Rabbits also like to make their nests near tall grasses where bunnies will be safely hidden. While having a bunny nest in your yard may be a pleasant thought, it will be less than ideal for the rabbits once you begin mowing again in June. 

7. You could kill your grass (and mower)

Not only is long grass tough on your mower, allowing it to go to seed can kill it. That is because many common grasses spread more efficiently through roots, rhizomes and stolens. Once the grass seeds, the energy used to spread this way is re-distributed to develop the seeds. The result is wasted nutrients and thinning lawns. 

If you do participate in No Mow May, remember to keep an eye on your grass and cut off any seed heads that appear. 

Once you do start mowing again, do it gradually. Otherwise, you could shock the grass by taking off too much. (This also lets pollinators and other creatures no that they should probably move on.)

There are better solutions than No Mow May

All this doesn’t mean dandelions are completely useless or that we should start ripping out and spraying our weeds. But in many cases, dandelions simply fill the gap when nothing else is readily available. 

If you’re looking for a long-term solutions that will make a true impact, there are better ways to help this May: 

  1. Design your property with intention. If you don’t like mowing the grass, look for a substitute that is easier to care for and better for the environment. 
  2. Mow strategically and aim for a happy medium. Raise your mower height and mow less frequently throughout spring and summer. This allows some blooms to flourish while keeping the grass manageable.
  3. Replace all or a part of your lawn with a wildflower garden with plants that are beneficial to pollinators. 
  4. Focus on planting native plants that have adapted to our region. These provide the perfect nectar and pollen for native pollinator species, who better thrive in our climate.
  5. Don’t settle for a monoculture of wildflowers! Plant a variety of species that bloom throughout the growing season, offering a continuous buffet for pollinators.
  6. Think beyond flowers.

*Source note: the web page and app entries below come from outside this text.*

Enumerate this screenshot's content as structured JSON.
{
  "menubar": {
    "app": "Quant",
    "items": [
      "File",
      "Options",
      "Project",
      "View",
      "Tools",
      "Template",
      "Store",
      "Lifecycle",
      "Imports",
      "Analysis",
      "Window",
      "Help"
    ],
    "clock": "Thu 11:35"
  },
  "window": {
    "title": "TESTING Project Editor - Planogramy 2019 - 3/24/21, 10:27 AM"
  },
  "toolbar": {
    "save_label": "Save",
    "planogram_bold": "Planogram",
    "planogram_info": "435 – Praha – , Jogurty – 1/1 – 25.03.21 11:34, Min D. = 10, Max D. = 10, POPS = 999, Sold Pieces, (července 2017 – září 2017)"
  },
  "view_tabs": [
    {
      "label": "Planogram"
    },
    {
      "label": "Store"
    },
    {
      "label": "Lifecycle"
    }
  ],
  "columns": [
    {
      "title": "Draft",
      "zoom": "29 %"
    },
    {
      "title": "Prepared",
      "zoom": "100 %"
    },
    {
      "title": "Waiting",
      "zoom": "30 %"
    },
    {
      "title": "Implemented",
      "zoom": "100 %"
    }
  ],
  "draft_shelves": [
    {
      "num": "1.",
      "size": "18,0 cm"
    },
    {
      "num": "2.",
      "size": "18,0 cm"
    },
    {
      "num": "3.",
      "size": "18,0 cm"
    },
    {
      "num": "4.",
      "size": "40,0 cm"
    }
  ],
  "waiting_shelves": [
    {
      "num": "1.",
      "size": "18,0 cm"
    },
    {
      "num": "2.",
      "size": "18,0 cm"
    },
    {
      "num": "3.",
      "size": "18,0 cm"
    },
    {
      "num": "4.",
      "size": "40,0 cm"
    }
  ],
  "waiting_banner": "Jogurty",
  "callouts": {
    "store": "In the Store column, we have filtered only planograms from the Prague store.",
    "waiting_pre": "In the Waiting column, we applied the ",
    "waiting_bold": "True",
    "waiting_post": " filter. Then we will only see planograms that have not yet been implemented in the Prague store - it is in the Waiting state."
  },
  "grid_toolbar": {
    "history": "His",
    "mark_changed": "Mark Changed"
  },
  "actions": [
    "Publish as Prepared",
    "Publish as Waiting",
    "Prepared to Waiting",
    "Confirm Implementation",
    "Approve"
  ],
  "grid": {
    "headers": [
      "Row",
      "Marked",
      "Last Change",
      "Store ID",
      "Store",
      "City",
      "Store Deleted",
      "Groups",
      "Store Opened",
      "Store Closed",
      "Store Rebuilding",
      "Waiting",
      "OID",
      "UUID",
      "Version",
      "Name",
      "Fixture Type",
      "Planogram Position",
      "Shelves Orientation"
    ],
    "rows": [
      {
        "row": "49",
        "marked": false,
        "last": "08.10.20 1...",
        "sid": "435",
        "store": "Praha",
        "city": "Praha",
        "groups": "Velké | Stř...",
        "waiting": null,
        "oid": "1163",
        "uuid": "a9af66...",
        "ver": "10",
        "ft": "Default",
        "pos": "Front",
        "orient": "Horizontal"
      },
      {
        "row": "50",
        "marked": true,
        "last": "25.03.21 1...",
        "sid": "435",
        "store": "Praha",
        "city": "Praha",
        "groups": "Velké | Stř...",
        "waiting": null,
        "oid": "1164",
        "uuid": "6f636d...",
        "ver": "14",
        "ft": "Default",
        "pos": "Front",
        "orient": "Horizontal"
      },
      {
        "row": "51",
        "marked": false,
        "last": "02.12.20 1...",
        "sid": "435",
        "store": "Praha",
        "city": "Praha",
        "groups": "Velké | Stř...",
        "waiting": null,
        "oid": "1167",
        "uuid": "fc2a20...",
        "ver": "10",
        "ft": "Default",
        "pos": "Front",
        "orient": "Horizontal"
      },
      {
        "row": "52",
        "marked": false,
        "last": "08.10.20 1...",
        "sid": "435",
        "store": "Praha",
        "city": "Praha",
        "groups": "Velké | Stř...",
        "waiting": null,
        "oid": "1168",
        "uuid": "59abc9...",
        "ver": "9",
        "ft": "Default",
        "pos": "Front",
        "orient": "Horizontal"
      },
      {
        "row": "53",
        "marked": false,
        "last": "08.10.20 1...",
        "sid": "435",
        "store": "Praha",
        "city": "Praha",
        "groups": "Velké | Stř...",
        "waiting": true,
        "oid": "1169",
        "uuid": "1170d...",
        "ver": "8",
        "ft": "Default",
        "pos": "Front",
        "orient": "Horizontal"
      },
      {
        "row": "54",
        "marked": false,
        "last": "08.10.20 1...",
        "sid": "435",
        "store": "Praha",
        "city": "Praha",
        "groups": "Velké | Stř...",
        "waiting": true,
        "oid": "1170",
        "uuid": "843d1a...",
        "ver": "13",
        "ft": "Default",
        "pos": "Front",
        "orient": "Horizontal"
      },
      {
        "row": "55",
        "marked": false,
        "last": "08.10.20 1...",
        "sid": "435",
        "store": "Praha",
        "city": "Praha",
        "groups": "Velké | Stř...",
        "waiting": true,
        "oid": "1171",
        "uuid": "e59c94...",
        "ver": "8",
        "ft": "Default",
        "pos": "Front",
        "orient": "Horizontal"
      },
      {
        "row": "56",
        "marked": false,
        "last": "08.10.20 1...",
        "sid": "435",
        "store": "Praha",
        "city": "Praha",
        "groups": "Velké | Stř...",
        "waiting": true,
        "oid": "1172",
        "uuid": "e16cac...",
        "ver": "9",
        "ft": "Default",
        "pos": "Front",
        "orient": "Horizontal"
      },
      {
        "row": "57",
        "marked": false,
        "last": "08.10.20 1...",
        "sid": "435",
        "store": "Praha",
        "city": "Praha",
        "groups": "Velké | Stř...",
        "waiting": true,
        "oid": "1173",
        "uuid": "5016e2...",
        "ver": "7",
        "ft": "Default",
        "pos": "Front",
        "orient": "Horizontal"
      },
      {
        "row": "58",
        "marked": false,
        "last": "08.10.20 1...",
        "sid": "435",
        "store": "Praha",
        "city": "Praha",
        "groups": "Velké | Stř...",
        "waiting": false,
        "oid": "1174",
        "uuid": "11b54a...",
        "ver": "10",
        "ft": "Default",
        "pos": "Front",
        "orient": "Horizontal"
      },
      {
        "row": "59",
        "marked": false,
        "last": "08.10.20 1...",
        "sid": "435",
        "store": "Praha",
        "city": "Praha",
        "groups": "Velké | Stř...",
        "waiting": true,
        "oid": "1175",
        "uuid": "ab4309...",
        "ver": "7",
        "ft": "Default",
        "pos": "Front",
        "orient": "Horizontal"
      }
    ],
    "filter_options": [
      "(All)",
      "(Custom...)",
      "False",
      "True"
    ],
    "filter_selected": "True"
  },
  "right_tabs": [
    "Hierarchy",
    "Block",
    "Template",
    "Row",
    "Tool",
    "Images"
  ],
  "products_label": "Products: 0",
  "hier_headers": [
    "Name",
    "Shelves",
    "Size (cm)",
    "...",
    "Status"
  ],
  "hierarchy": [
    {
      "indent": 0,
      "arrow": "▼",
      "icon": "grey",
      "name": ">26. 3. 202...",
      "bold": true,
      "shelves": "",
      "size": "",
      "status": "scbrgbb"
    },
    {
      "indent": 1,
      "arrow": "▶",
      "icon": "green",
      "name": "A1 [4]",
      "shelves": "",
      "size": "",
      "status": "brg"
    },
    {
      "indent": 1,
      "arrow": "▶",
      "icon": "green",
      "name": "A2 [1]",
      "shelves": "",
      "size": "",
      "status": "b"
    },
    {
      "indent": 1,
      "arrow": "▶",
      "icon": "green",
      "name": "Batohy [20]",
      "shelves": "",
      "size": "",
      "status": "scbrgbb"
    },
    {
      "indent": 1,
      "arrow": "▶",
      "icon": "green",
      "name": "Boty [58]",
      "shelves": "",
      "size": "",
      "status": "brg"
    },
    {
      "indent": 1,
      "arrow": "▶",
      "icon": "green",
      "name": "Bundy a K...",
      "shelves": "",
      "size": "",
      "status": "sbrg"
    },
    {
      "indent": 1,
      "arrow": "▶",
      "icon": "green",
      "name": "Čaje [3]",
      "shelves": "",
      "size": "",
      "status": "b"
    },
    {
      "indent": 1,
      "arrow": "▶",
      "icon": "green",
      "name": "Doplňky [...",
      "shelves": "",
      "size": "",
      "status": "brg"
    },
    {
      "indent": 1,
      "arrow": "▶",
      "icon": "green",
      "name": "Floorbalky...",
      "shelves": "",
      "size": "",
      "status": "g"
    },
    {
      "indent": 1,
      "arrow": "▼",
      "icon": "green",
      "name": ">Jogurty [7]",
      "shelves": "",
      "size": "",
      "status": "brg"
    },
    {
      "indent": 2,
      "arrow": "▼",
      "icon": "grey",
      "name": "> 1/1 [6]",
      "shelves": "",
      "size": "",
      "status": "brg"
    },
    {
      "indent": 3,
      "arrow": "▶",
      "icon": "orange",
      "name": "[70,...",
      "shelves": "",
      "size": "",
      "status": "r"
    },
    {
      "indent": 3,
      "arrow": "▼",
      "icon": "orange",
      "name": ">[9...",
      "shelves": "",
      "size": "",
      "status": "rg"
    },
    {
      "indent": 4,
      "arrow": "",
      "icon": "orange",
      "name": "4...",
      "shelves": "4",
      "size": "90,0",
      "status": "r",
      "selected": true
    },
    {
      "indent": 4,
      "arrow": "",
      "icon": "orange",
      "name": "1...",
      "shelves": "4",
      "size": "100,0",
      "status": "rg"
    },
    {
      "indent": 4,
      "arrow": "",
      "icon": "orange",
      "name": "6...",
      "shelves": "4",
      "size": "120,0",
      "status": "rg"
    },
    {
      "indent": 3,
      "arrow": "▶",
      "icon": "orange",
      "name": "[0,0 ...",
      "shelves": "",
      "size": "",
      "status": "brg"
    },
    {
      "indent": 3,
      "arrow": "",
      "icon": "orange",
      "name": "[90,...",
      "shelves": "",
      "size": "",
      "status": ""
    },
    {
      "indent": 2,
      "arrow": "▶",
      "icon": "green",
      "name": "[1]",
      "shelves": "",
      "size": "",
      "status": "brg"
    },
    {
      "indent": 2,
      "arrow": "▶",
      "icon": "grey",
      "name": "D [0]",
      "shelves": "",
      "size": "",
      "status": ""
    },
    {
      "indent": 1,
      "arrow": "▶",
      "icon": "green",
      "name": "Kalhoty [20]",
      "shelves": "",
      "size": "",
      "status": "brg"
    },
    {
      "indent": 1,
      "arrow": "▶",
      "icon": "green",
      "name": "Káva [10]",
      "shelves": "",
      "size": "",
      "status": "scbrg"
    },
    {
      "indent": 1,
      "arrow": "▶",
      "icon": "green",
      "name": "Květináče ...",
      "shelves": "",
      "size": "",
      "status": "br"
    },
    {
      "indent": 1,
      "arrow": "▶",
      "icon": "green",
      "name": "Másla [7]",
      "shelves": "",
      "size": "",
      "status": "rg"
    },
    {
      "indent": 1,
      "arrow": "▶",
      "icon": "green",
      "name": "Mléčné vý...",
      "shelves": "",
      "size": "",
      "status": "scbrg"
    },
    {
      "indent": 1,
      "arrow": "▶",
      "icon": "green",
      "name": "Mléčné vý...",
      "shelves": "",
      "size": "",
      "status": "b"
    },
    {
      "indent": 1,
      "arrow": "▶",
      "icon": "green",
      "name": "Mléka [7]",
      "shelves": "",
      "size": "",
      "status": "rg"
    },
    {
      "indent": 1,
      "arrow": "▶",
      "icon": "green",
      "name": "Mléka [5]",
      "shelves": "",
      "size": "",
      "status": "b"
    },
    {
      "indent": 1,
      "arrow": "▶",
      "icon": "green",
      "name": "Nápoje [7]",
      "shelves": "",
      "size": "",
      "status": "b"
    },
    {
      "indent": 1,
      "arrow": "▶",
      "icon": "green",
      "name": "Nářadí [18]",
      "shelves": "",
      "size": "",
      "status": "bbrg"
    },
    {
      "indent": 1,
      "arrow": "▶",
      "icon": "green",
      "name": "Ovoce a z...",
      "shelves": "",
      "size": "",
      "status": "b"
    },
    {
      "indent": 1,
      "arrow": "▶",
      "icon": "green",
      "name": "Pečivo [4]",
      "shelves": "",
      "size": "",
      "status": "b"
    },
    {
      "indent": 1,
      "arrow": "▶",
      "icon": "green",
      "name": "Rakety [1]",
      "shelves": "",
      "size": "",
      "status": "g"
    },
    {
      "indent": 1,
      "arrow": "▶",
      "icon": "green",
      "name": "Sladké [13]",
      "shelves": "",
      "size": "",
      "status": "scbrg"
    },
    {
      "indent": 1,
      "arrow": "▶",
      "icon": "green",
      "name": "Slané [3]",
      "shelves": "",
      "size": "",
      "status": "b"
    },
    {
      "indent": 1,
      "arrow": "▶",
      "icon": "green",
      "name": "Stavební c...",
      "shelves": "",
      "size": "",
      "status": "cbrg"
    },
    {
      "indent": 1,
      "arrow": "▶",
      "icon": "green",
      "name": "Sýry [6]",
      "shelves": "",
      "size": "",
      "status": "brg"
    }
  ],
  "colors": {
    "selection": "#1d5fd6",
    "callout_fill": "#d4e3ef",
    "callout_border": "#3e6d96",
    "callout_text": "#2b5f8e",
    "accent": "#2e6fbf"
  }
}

While flowers are crucial, consider incorporating plants with berry-producing shrubs or trees. These provide additional food sources for pollinators and other wildlife.
  7. Pollinators need safe places to nest and raise young. Leave some dead snags and hollow stems standing in your garden.
  8. Keep beneficial plants together or create a corridor so that pollinators can travel along your garden. Don’t space the plants out too far. 
  9. A shallow dish filled with clean water is a welcome sight for thirsty pollinators, especially during hot summer months. Place rocks in the dish to provide perching spots for the pollinators to avoid drowning.
  10. Postpone your fall clean up until spring so that pollinators can hibernate and lay eggs in the leaves. Once the temperature has stayed above 10°C for a week, you can start raking. 
  11. Talk to your neighbors about creating a pollinator-friendly neighborhood. Share resources and encourage them to adopt similar practices in their own yards.
  12. Help with community gardens or pollinator protection programs in your area. These organizations often promote pollinator-friendly practices and offer educational workshops.

By incorporating these strategies, you can create a haven for pollinators in your own backyard. Remember, a healthy pollinator population doesn’t just benefit your garden … it benefits the entire ecosystem. 

Let’s work together to create a world where our yards buzz with life!